The florid, Romanesque forms are reminiscent of thrift store fare - think a copy of a copy of something that might have made it into the Louvre, if only it wasn't made from Plaster-of-Paris. With just a glimpse of the sculptural folds peeking out below the hardened film of polyurethane we know exactly what we're looking at, and yet, van Woert has almost obliterated all references to classic sculpture with his strangely beautiful works.
The same effect is seen with the 2013 additions to his steel and white-bronze assemblage works - all manner of collected objects are dipped in bronze then amassed in a collage form to the point where the individual piece ceases to exist and all we can see is the larger work. That is, until we move in closer and notice the little arrow-heads, axes, and such.

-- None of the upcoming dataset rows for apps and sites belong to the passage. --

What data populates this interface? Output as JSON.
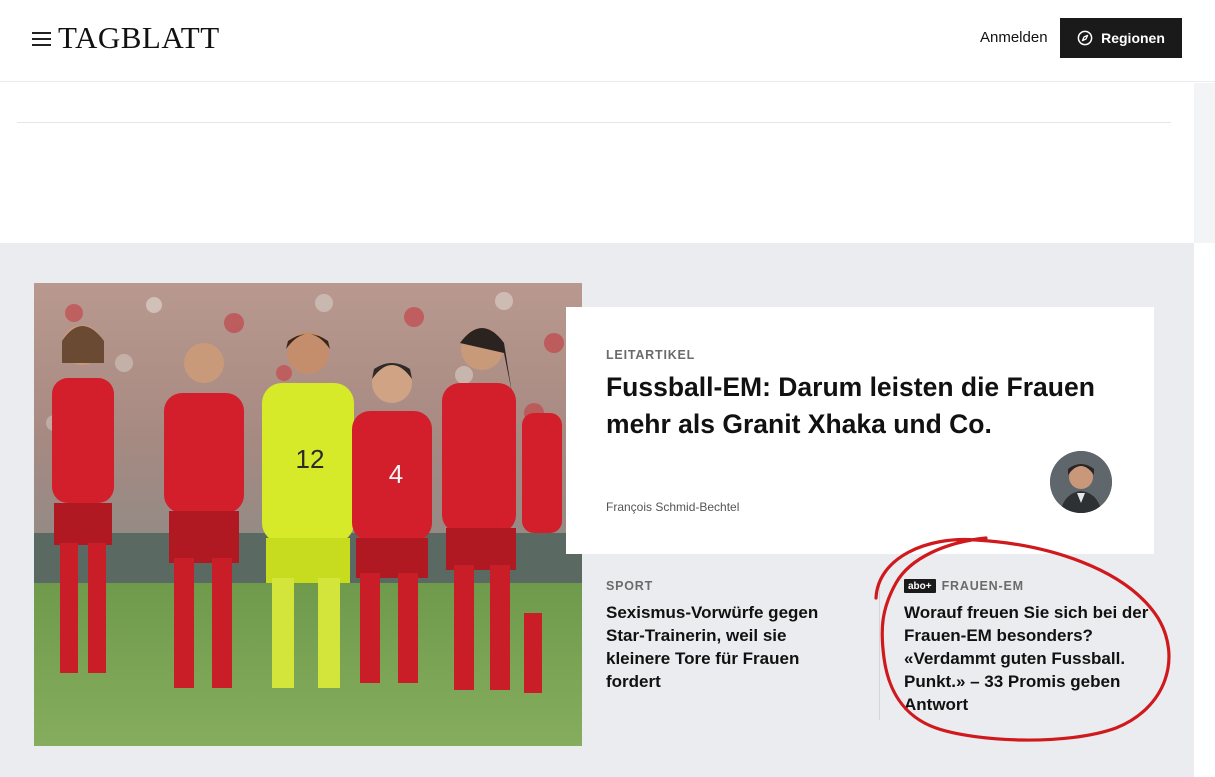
{
  "header": {
    "logo": "TAGBLATT",
    "login_label": "Anmelden",
    "regions_label": "Regionen"
  },
  "lead": {
    "kicker": "LEITARTIKEL",
    "title": "Fussball-EM: Darum leisten die Frauen mehr als Granit Xhaka und Co.",
    "author": "François Schmid-Bechtel"
  },
  "teasers": [
    {
      "kicker": "SPORT",
      "title": "Sexismus-Vorwürfe gegen Star-Trainerin, weil sie kleinere Tore für Frauen fordert"
    },
    {
      "badge": "abo+",
      "kicker": "FRAUEN-EM",
      "title": "Worauf freuen Sie sich bei der Frauen-EM besonders? «Verdammt guten Fussball. Punkt.» – 33 Promis geben Antwort"
    }
  ],
  "colors": {
    "section_bg": "#ebecef",
    "button_bg": "#1a1a1a",
    "jersey_red": "#d21f2b",
    "keeper_yellow": "#d6ea2a",
    "annotation_red": "#d0191c"
  },
  "icons": {
    "menu": "hamburger-icon",
    "regions": "compass-icon"
  }
}
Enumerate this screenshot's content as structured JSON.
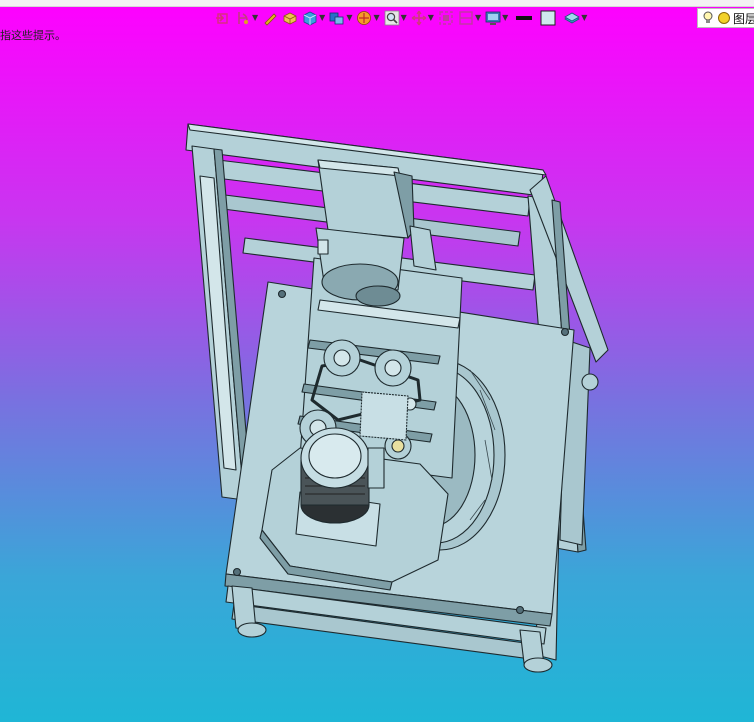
{
  "hint_text": "指这些提示。",
  "toolbar": {
    "buttons": [
      {
        "name": "select-arrow-icon",
        "color": "#d8307a"
      },
      {
        "name": "orient-view-icon",
        "color": "#c43a82"
      },
      {
        "name": "sketch-pencil-icon",
        "color": "#e8b020"
      },
      {
        "name": "part-body-icon",
        "color": "#e8a23a"
      },
      {
        "name": "view-cube-icon",
        "color": "#2a8fd8"
      },
      {
        "name": "display-style-icon",
        "color": "#2a6fc8"
      },
      {
        "name": "section-view-icon",
        "color": "#f07a1a"
      },
      {
        "name": "zoom-icon",
        "color": "#8a8a8a"
      },
      {
        "name": "pan-icon",
        "color": "#d03a7a"
      },
      {
        "name": "zoom-fit-icon",
        "color": "#c03aa0"
      },
      {
        "name": "split-view-icon",
        "color": "#c03aa0"
      },
      {
        "name": "display-monitor-icon",
        "color": "#3a7ab8"
      }
    ],
    "color_swatch_dark": "#111111",
    "color_swatch_light": "#cfe9ee",
    "layers_icon_color": "#3aa0c8"
  },
  "layer_box": {
    "label": "图层"
  },
  "colors": {
    "model_fill": "#b4d1d8",
    "model_light": "#d3e6ea",
    "model_dark": "#7e9ea6",
    "edge": "#1e2a2e"
  }
}
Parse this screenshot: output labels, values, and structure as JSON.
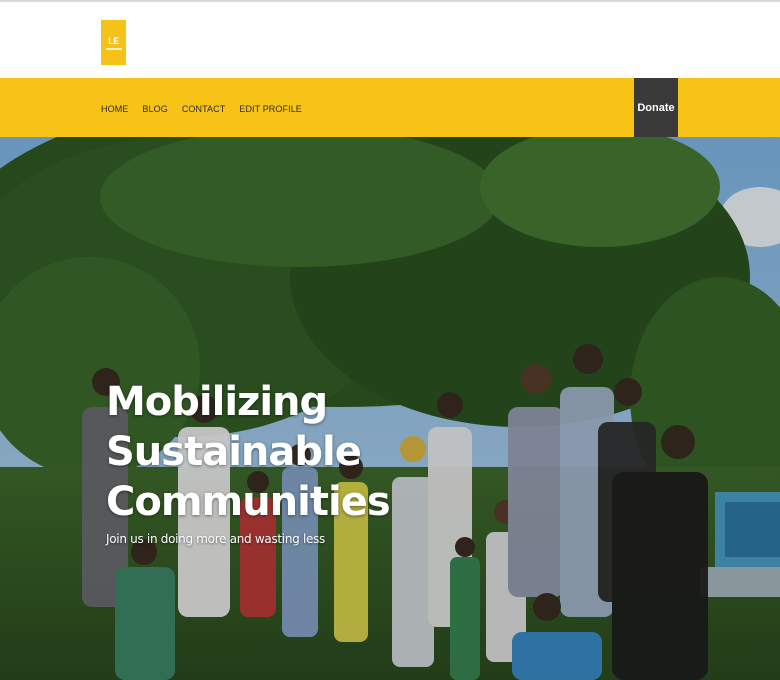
{
  "brand": {
    "logo_text": "LE"
  },
  "nav": {
    "items": [
      {
        "label": "HOME"
      },
      {
        "label": "BLOG"
      },
      {
        "label": "CONTACT"
      },
      {
        "label": "EDIT PROFILE"
      }
    ],
    "donate_label": "Donate"
  },
  "hero": {
    "title": "Mobilizing Sustainable Communities",
    "subtitle": "Join us in doing more and wasting less"
  },
  "colors": {
    "accent_yellow": "#f8c317",
    "donate_bg": "#3a3a3a",
    "hero_text": "#ffffff"
  }
}
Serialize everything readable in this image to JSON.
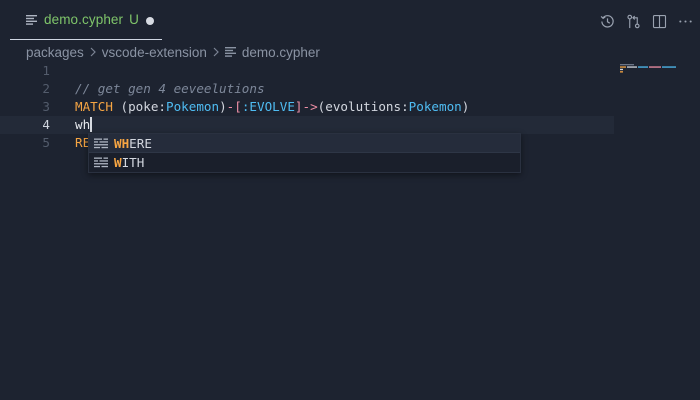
{
  "tab": {
    "filename": "demo.cypher",
    "status": "U",
    "icon": "file-text-icon",
    "color": "#7fc56a"
  },
  "breadcrumb": {
    "parts": [
      "packages",
      "vscode-extension",
      "demo.cypher"
    ]
  },
  "editor": {
    "lines": [
      {
        "num": "1",
        "tokens": []
      },
      {
        "num": "2",
        "tokens": [
          {
            "t": "// get gen 4 eeveelutions",
            "c": "t-comment"
          }
        ]
      },
      {
        "num": "3",
        "tokens": [
          {
            "t": "MATCH",
            "c": "t-kw"
          },
          {
            "t": " (poke:",
            "c": "t-plain"
          },
          {
            "t": "Pokemon",
            "c": "t-type"
          },
          {
            "t": ")",
            "c": "t-plain"
          },
          {
            "t": "-[",
            "c": "t-op"
          },
          {
            "t": ":EVOLVE",
            "c": "t-rel"
          },
          {
            "t": "]->",
            "c": "t-op"
          },
          {
            "t": "(evolutions:",
            "c": "t-plain"
          },
          {
            "t": "Pokemon",
            "c": "t-type"
          },
          {
            "t": ")",
            "c": "t-plain"
          }
        ]
      },
      {
        "num": "4",
        "tokens": [
          {
            "t": "wh",
            "c": "t-typed"
          }
        ],
        "current": true
      },
      {
        "num": "5",
        "tokens": [
          {
            "t": "RE",
            "c": "t-kw"
          }
        ]
      }
    ]
  },
  "suggest": {
    "items": [
      {
        "match": "WH",
        "rest": "ERE",
        "icon": "keyword-icon"
      },
      {
        "match": "W",
        "rest": "ITH",
        "icon": "keyword-icon"
      }
    ]
  },
  "colors": {
    "background": "#1d2330",
    "keyword": "#f6a543",
    "type": "#4fbcf2",
    "operator": "#ef8fa6",
    "comment": "#7d8799",
    "modified_green": "#7fc56a"
  }
}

But this is no gimmick - van Woert has a long-established penchant for working with unconventional materials and techniques. According to a Sight Unseen feature, the Nevada-born, Greenpoint-based artist has toyed with leaving hollowed-out sculptures perched outside his studio for all types of flotsam to drift inside the crevices before he starts to work on the final look.
It's not the strangest approach I've ever heard of, but if he can take random bits of rubbish and make art of this standard, I say keep on with it.
NB Images courtesy Nick van Woert/Fourteen Square Feet
My only proper experience with Table Tennis involves watching two close friends of mine - the sisters Astra & Aleena Edwards - play in championship meets back home in Trinidad and around the world. These two are the real deal; they come from a West Indian sporting dynasty where their parents were also tennis champs. Even their brothers Aaron and Andrew weren't too shabby behind the net.
I've never played either sister, although I plan on one day taking them to task at the Wii Sports Resort version of Table Tennis where I'm an undisputed champ - for what it's worth, I was most recently ranked at the top of the 'pro' level. But I suspect they'll probably teach me a lesson and soundly take the win in two paddle-strokes, what with the Wii being the most novice-friendly of gaming systems and with me being everything but a Table Tennis pro.
When that inevitable thrashing occurs, my fallback plan involves setting up a live Table Tennis match using these Building Block x TOC custom pieces made with wood, hardy leather, and logo-embossed regulation balls. I'll even go all out and get the hand-knitted net from Correll Correll x TOC; after I've wowed them with my sleek tennis stuff they just might go easy on me, allowing me to get in a few token serves.
And if not, at least the pieces will make for a pretty nice display.
NB Images Courtesy Table of Contents
Photos this grainy and underexposed shouldn't be stylish. But shot by the French photographer François Guillaume with a Leica MP analog camera and some TriX, each street-style image hearkens back to the era of European New Wave film, totally bypassing any references to anything amateurish.
Mostly posted to Guillaume's tumblr, Thisisnotatie, the images feature the usual suspects of the international fashion month scene - there are shots of Giovanna Battaglia, Miroslava Duma, Kate Lamphear and the like, looking most nonplussed in their stylish finery. Taken in any other form, the snaps would just be a regurgitation of those seen on the average street-style blog.
With Guillame's moody touch, however, we get a subtle re-imagining of the genre that might just give street fashion photography some new legs...
NB Images Courtesy Thisisnotatie